PROBLEM STATEMENT
Word for word, reproduce every line of the data below.

┏━━

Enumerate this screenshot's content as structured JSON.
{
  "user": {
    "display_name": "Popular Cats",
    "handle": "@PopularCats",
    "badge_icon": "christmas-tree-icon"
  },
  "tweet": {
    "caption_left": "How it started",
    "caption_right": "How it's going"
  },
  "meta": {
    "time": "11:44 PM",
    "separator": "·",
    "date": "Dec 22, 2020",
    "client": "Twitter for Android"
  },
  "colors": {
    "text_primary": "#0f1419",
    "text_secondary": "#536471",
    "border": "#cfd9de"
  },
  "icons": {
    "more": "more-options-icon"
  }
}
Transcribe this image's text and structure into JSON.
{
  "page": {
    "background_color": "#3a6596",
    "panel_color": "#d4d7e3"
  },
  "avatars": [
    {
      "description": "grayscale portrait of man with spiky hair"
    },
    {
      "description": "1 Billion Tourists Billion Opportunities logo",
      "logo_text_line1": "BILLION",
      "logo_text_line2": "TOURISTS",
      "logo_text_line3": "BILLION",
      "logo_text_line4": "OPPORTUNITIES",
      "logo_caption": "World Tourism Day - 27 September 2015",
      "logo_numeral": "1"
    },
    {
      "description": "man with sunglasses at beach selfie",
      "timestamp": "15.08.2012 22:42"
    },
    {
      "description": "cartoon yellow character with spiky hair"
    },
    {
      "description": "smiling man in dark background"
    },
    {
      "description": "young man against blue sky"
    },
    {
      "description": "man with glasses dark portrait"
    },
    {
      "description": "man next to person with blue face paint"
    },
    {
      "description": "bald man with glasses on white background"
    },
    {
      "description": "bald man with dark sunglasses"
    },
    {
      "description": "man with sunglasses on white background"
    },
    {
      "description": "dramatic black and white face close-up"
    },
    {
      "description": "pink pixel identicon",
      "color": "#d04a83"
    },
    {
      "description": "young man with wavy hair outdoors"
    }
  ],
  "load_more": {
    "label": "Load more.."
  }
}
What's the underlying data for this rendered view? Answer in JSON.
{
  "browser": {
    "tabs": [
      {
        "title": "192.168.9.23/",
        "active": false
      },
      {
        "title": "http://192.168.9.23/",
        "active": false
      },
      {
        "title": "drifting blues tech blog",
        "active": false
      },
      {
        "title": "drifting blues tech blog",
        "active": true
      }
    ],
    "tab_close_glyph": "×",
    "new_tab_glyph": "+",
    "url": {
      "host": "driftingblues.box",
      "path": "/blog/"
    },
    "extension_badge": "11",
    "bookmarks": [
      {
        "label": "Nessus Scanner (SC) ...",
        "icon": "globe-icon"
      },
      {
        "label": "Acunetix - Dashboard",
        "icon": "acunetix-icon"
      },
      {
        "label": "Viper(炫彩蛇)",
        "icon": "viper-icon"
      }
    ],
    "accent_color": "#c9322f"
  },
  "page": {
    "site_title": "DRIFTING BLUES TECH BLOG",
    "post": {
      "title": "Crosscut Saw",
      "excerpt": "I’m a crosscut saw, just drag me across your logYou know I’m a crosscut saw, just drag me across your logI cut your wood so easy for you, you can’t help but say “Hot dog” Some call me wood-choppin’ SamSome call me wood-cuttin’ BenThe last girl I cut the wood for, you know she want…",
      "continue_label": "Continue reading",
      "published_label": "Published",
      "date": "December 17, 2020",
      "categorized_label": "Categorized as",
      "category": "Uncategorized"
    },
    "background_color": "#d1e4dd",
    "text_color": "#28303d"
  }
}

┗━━

REPLY TO THE EXERCISE
Enumerate this screenshot's content as structured JSON.
{
  "user": {
    "display_name": "Popular Cats",
    "handle": "@PopularCats",
    "badge_icon": "christmas-tree-icon"
  },
  "tweet": {
    "caption_left": "How it started",
    "caption_right": "How it's going"
  },
  "meta": {
    "time": "11:44 PM",
    "separator": "·",
    "date": "Dec 22, 2020",
    "client": "Twitter for Android"
  },
  "colors": {
    "text_primary": "#0f1419",
    "text_secondary": "#536471",
    "border": "#cfd9de"
  },
  "icons": {
    "more": "more-options-icon"
  }
}
Transcribe this image's text and structure into JSON.
{
  "page": {
    "background_color": "#3a6596",
    "panel_color": "#d4d7e3"
  },
  "avatars": [
    {
      "description": "grayscale portrait of man with spiky hair"
    },
    {
      "description": "1 Billion Tourists Billion Opportunities logo",
      "logo_text_line1": "BILLION",
      "logo_text_line2": "TOURISTS",
      "logo_text_line3": "BILLION",
      "logo_text_line4": "OPPORTUNITIES",
      "logo_caption": "World Tourism Day - 27 September 2015",
      "logo_numeral": "1"
    },
    {
      "description": "man with sunglasses at beach selfie",
      "timestamp": "15.08.2012 22:42"
    },
    {
      "description": "cartoon yellow character with spiky hair"
    },
    {
      "description": "smiling man in dark background"
    },
    {
      "description": "young man against blue sky"
    },
    {
      "description": "man with glasses dark portrait"
    },
    {
      "description": "man next to person with blue face paint"
    },
    {
      "description": "bald man with glasses on white background"
    },
    {
      "description": "bald man with dark sunglasses"
    },
    {
      "description": "man with sunglasses on white background"
    },
    {
      "description": "dramatic black and white face close-up"
    },
    {
      "description": "pink pixel identicon",
      "color": "#d04a83"
    },
    {
      "description": "young man with wavy hair outdoors"
    }
  ],
  "load_more": {
    "label": "Load more.."
  }
}
What's the underlying data for this rendered view? Answer in JSON.
{
  "browser": {
    "tabs": [
      {
        "title": "192.168.9.23/",
        "active": false
      },
      {
        "title": "http://192.168.9.23/",
        "active": false
      },
      {
        "title": "drifting blues tech blog",
        "active": false
      },
      {
        "title": "drifting blues tech blog",
        "active": true
      }
    ],
    "tab_close_glyph": "×",
    "new_tab_glyph": "+",
    "url": {
      "host": "driftingblues.box",
      "path": "/blog/"
    },
    "extension_badge": "11",
    "bookmarks": [
      {
        "label": "Nessus Scanner (SC) ...",
        "icon": "globe-icon"
      },
      {
        "label": "Acunetix - Dashboard",
        "icon": "acunetix-icon"
      },
      {
        "label": "Viper(炫彩蛇)",
        "icon": "viper-icon"
      }
    ],
    "accent_color": "#c9322f"
  },
  "page": {
    "site_title": "DRIFTING BLUES TECH BLOG",
    "post": {
      "title": "Crosscut Saw",
      "excerpt": "I’m a crosscut saw, just drag me across your logYou know I’m a crosscut saw, just drag me across your logI cut your wood so easy for you, you can’t help but say “Hot dog” Some call me wood-choppin’ SamSome call me wood-cuttin’ BenThe last girl I cut the wood for, you know she want…",
      "continue_label": "Continue reading",
      "published_label": "Published",
      "date": "December 17, 2020",
      "categorized_label": "Categorized as",
      "category": "Uncategorized"
    },
    "background_color": "#d1e4dd",
    "text_color": "#28303d"
  }
}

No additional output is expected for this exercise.